- **DESCRIPTION OF THE TASK**
Take from the records below each line that holds "Packs".

★ ★ ★ ★ ★ ★ ★

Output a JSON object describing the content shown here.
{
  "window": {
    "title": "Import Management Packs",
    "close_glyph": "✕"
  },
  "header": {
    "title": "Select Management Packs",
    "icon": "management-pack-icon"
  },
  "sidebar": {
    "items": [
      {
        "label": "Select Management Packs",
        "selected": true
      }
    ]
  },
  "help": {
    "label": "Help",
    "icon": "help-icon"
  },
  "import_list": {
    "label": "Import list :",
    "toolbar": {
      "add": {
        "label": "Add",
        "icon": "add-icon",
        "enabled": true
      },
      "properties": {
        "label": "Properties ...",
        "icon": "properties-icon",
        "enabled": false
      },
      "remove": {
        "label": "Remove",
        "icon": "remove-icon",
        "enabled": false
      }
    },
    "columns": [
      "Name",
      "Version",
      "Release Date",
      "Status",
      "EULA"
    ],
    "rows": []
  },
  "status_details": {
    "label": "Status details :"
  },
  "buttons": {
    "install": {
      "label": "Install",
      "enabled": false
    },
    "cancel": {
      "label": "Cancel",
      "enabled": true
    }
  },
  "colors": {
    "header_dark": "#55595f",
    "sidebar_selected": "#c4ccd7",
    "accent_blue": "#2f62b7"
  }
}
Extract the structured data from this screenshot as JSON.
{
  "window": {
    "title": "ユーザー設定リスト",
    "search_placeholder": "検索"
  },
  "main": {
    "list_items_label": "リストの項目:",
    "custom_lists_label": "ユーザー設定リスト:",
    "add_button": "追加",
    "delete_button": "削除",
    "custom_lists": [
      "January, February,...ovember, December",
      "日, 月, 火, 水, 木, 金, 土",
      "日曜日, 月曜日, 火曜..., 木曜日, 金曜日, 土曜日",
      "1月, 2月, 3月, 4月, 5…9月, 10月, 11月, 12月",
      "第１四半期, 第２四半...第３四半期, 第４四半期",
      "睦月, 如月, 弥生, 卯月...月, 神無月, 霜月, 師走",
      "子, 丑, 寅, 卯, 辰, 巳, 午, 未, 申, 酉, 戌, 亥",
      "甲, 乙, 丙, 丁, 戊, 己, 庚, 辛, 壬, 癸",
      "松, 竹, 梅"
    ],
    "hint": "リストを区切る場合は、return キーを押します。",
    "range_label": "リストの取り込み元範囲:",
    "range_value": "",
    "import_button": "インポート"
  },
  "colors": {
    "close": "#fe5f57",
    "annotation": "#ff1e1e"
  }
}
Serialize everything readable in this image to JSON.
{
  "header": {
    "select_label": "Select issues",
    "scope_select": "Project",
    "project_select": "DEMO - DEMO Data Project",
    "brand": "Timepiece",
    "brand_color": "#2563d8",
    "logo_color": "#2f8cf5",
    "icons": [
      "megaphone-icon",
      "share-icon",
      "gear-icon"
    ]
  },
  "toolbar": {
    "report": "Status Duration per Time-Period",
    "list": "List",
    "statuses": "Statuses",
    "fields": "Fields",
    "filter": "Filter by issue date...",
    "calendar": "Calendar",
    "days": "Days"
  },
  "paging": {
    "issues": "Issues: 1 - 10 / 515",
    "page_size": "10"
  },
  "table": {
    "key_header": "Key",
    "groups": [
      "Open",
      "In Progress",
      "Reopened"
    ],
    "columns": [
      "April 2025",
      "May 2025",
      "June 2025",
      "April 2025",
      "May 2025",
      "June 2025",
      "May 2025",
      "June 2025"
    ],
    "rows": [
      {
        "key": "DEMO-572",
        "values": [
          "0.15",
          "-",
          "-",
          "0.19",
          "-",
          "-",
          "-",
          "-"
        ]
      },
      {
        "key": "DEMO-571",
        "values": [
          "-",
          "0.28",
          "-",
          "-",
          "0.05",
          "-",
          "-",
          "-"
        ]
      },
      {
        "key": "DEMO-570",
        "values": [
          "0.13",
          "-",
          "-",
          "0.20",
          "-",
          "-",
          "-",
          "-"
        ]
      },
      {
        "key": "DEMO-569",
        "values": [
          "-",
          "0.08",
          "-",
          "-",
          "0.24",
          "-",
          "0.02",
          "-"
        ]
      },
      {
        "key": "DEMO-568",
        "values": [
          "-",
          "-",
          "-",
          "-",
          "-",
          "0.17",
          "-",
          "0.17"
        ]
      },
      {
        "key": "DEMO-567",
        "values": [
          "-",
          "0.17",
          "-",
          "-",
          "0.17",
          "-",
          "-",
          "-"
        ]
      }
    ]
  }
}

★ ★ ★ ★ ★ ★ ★

- **WRITTEN RESPONSE**
    "title": "Import Management Packs",
    "title": "Select Management Packs",
        "label": "Select Management Packs",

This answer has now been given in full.